Approved in the 1970s, Mecadox is indicated for the control of salmonella and swine dysentery and for weight gain and feed efficiency. The Mecadox label requires pigs to be off the drug for at least 42 days before slaughter.
The FDA Center for Veterinary Medicine on Friday announced that a safety re-examination found the medication may leave trace amounts of a carcinogenic residue.
“A preliminary risk characterization … indicated there could be potential risk to human health from ingesting pork, especially pork liver, derived from carbadox-treated pigs,” the agency stated.
Phibro, based in Teaneck, N.J., noted that FDA’s action does not prohibit the sale or use of Mecadox.
The company criticized the agency’s action as hasty given that Phibro is close to completing further studies of carbadox.
“Our studies are due to be completed in the next 90 days, and we expect that the remaining evidence will support the continued safe use of Mecadox,” Phibro stated.

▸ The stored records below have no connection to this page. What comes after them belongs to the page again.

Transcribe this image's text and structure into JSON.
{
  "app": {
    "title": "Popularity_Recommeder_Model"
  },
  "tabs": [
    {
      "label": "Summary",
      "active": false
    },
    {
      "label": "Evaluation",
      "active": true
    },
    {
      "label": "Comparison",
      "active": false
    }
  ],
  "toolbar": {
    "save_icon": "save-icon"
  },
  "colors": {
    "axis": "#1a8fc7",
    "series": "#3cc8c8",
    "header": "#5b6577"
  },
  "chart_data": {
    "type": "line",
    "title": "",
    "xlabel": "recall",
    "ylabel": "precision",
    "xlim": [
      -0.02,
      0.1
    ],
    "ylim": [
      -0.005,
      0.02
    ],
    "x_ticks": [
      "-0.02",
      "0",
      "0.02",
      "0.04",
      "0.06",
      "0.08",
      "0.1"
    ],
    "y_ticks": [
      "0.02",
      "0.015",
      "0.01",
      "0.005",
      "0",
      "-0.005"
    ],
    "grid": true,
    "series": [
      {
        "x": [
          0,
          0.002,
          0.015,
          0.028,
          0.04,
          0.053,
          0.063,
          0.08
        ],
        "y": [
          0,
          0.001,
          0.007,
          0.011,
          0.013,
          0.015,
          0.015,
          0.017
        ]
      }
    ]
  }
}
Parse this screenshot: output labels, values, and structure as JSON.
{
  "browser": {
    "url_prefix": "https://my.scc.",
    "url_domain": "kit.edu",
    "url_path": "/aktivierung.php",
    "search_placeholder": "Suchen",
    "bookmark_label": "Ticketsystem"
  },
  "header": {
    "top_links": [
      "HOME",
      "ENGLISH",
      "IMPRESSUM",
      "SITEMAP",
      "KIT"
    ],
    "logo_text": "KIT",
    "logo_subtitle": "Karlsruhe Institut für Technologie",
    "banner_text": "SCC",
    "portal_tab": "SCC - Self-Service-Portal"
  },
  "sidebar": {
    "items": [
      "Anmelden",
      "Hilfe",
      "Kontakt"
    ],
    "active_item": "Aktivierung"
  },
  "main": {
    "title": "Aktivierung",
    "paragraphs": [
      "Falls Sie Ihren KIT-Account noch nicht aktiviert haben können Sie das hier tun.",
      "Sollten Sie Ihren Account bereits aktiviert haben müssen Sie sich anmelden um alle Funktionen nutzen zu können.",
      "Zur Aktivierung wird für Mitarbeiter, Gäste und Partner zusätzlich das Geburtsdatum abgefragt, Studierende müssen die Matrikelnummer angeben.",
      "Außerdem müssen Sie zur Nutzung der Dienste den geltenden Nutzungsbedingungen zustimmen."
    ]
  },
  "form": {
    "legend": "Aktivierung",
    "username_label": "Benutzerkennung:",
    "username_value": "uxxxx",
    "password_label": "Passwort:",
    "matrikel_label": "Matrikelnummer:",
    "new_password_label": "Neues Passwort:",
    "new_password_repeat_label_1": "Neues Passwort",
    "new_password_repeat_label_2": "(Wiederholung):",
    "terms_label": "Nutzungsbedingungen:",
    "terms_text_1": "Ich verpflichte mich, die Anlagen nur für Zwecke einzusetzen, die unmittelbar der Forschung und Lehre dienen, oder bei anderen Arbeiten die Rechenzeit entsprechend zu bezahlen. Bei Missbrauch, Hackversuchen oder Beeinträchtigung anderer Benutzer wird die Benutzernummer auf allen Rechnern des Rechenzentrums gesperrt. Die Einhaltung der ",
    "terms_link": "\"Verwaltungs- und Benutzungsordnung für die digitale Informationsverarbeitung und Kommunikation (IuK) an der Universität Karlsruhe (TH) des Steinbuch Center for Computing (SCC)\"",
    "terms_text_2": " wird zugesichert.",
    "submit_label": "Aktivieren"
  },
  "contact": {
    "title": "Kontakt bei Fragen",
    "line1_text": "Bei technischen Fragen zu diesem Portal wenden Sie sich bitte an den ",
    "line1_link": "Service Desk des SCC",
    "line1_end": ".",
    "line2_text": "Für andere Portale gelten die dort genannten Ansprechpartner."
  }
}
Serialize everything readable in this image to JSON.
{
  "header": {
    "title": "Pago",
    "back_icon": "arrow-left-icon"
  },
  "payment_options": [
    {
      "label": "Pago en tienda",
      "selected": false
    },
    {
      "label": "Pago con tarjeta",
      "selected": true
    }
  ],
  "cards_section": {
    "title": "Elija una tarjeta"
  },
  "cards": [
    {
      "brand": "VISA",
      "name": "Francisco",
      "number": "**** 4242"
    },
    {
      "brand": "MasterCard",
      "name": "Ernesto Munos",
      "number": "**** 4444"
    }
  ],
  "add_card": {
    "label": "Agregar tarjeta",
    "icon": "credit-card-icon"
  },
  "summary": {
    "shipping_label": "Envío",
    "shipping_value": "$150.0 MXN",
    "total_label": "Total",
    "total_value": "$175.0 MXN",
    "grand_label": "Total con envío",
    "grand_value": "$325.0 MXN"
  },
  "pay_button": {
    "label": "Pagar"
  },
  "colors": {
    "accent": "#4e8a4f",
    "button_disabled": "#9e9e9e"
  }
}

“We are disappointed that the FDA would take this action when definitive studies are so close to being completed.”
Given 30 days to request a formal hearing, the company stated that it would do so and that it intends to “refute the allegations.”
Consumers do not need to change their pork eating habits, according to FDA.

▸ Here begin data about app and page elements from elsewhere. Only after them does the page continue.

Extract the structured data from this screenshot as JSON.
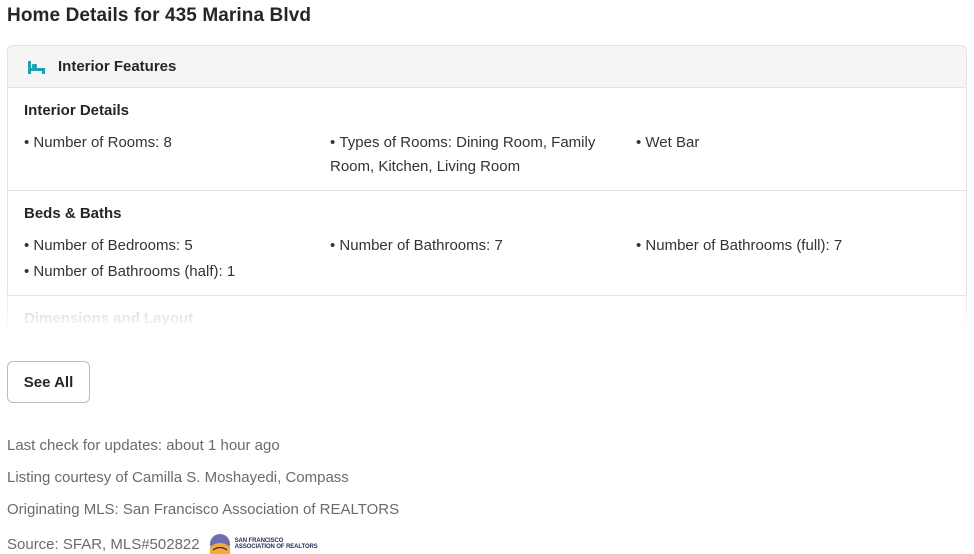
{
  "page": {
    "title": "Home Details for 435 Marina Blvd"
  },
  "panel": {
    "header_label": "Interior Features",
    "icon": "bed-icon",
    "accent_color": "#1aa3b4",
    "sections": [
      {
        "title": "Interior Details",
        "items": [
          "Number of Rooms: 8",
          "Types of Rooms: Dining Room, Family Room, Kitchen, Living Room",
          "Wet Bar"
        ]
      },
      {
        "title": "Beds & Baths",
        "items": [
          "Number of Bedrooms: 5",
          "Number of Bathrooms: 7",
          "Number of Bathrooms (full): 7",
          "Number of Bathrooms (half): 1"
        ]
      },
      {
        "title": "Dimensions and Layout",
        "items": []
      }
    ]
  },
  "see_all_label": "See All",
  "meta": {
    "last_check": "Last check for updates: about 1 hour ago",
    "listing_courtesy": "Listing courtesy of Camilla S. Moshayedi, Compass",
    "originating_mls": "Originating MLS: San Francisco Association of REALTORS",
    "source": "Source: SFAR, MLS#502822",
    "logo_text_line1": "San Francisco",
    "logo_text_line2": "Association of Realtors"
  }
}
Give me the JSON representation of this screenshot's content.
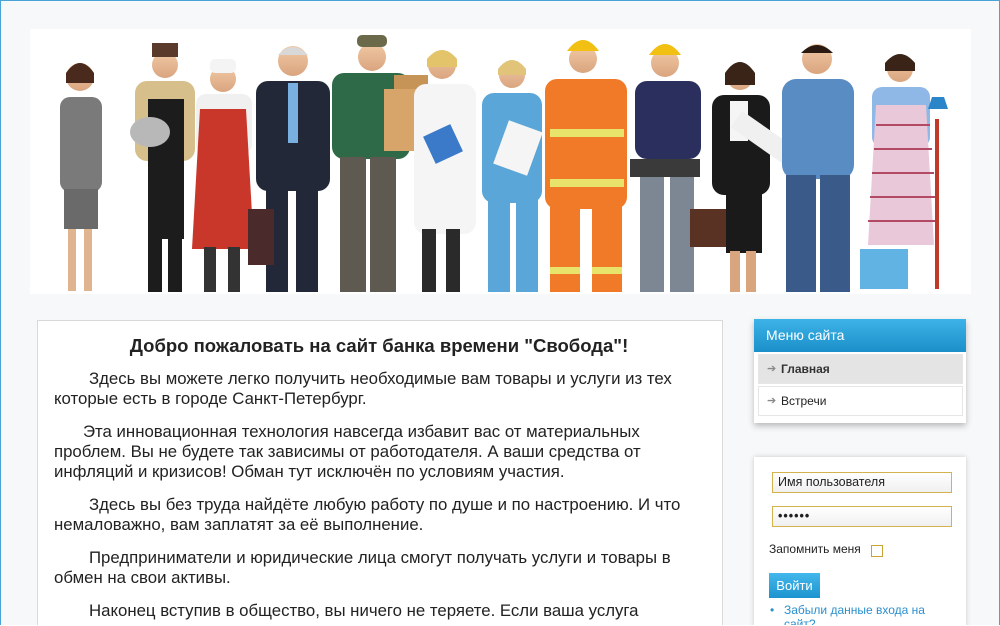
{
  "main": {
    "title": "Добро пожаловать на сайт банка времени \"Свобода\"!",
    "paragraphs": [
      "Здесь вы можете легко получить необходимые вам товары и услуги из тех которые есть в городе Санкт-Петербург.",
      "Эта инновационная технология навсегда избавит вас от материальных проблем. Вы не будете так зависимы от работодателя. А ваши средства от инфляций и кризисов! Обман тут исключён по условиям участия.",
      "Здесь вы без труда найдёте любую работу по душе и по настроению. И что немаловажно, вам заплатят за её выполнение.",
      "Предприниматели и юридические лица смогут получать услуги и товары в обмен на свои активы.",
      "Наконец вступив в общество, вы ничего не теряете. Если ваша услуга"
    ]
  },
  "menu": {
    "title": "Меню сайта",
    "items": [
      {
        "label": "Главная",
        "active": true
      },
      {
        "label": "Встречи",
        "active": false
      }
    ]
  },
  "login": {
    "username_value": "Имя пользователя",
    "password_value": "••••••",
    "remember_label": "Запомнить меня",
    "submit_label": "Войти",
    "forgot_link": "Забыли данные входа на сайт?"
  },
  "colors": {
    "accent": "#1a8fc9",
    "field_border": "#d4b24c",
    "frame_border": "#4aa3d6"
  }
}
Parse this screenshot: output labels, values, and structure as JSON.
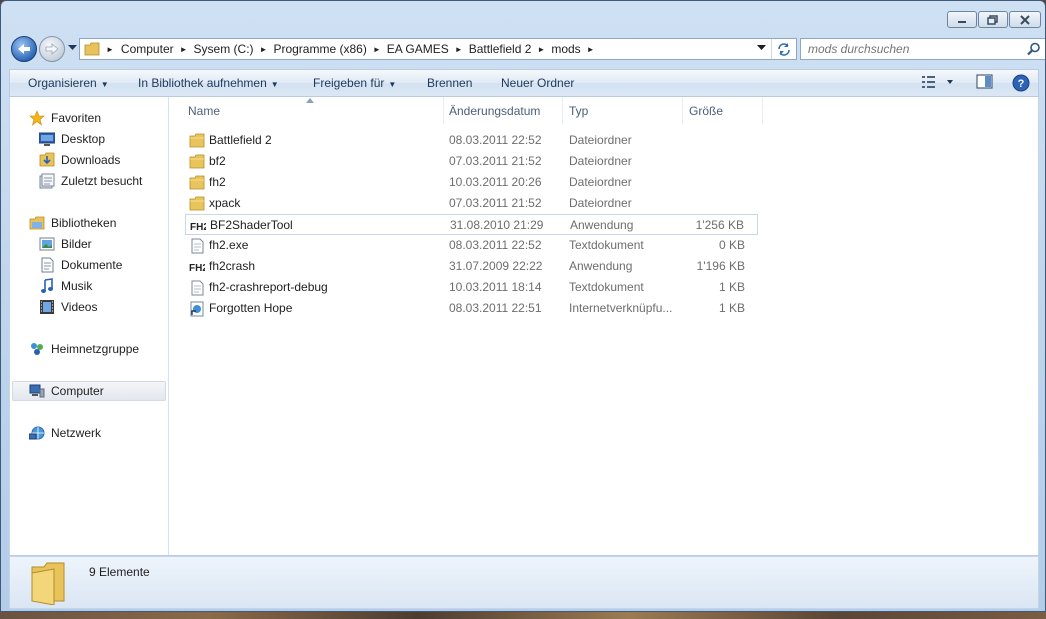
{
  "window": {
    "caption_buttons": [
      "minimize-icon",
      "maximize-icon",
      "close-icon"
    ]
  },
  "nav": {
    "breadcrumb": [
      "Computer",
      "Sysem (C:)",
      "Programme (x86)",
      "EA GAMES",
      "Battlefield 2",
      "mods"
    ],
    "search_placeholder": "mods durchsuchen"
  },
  "toolbar": {
    "organize": "Organisieren",
    "library": "In Bibliothek aufnehmen",
    "share": "Freigeben für",
    "burn": "Brennen",
    "new_folder": "Neuer Ordner"
  },
  "sidebar": {
    "favorites": "Favoriten",
    "desktop": "Desktop",
    "downloads": "Downloads",
    "recent": "Zuletzt besucht",
    "libraries": "Bibliotheken",
    "pictures": "Bilder",
    "documents": "Dokumente",
    "music": "Musik",
    "videos": "Videos",
    "homegroup": "Heimnetzgruppe",
    "computer": "Computer",
    "network": "Netzwerk"
  },
  "columns": {
    "name": "Name",
    "date": "Änderungsdatum",
    "type": "Typ",
    "size": "Größe"
  },
  "files": [
    {
      "name": "Battlefield 2",
      "date": "08.03.2011 22:52",
      "type": "Dateiordner",
      "size": "",
      "icon": "folder-icon"
    },
    {
      "name": "bf2",
      "date": "07.03.2011 21:52",
      "type": "Dateiordner",
      "size": "",
      "icon": "folder-icon"
    },
    {
      "name": "fh2",
      "date": "10.03.2011 20:26",
      "type": "Dateiordner",
      "size": "",
      "icon": "folder-icon"
    },
    {
      "name": "xpack",
      "date": "07.03.2011 21:52",
      "type": "Dateiordner",
      "size": "",
      "icon": "folder-icon"
    },
    {
      "name": "BF2ShaderTool",
      "date": "31.08.2010 21:29",
      "type": "Anwendung",
      "size": "1'256 KB",
      "icon": "fh2-app-icon"
    },
    {
      "name": "fh2.exe",
      "date": "08.03.2011 22:52",
      "type": "Textdokument",
      "size": "0 KB",
      "icon": "text-document-icon"
    },
    {
      "name": "fh2crash",
      "date": "31.07.2009 22:22",
      "type": "Anwendung",
      "size": "1'196 KB",
      "icon": "fh2-app-icon"
    },
    {
      "name": "fh2-crashreport-debug",
      "date": "10.03.2011 18:14",
      "type": "Textdokument",
      "size": "1 KB",
      "icon": "text-document-icon"
    },
    {
      "name": "Forgotten Hope",
      "date": "08.03.2011 22:51",
      "type": "Internetverknüpfu...",
      "size": "1 KB",
      "icon": "internet-shortcut-icon"
    }
  ],
  "fh2_logo": "FH2",
  "status": {
    "count": "9 Elemente"
  },
  "colors": {
    "frame": "#bcd3ec",
    "toolbar_text": "#1e395b",
    "secondary_text": "#6d6d6d"
  }
}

“Potential cancer risks are based on an assumed lifetime of consuming pork liver or other pork products containing carbadox residues, and short-term changes in diet are unlikely to affect a person’s lifetime risk,” the agency reported.
Pork liver is used in liverwurst, hot dogs, lunch meat and some sausages, FDA noted.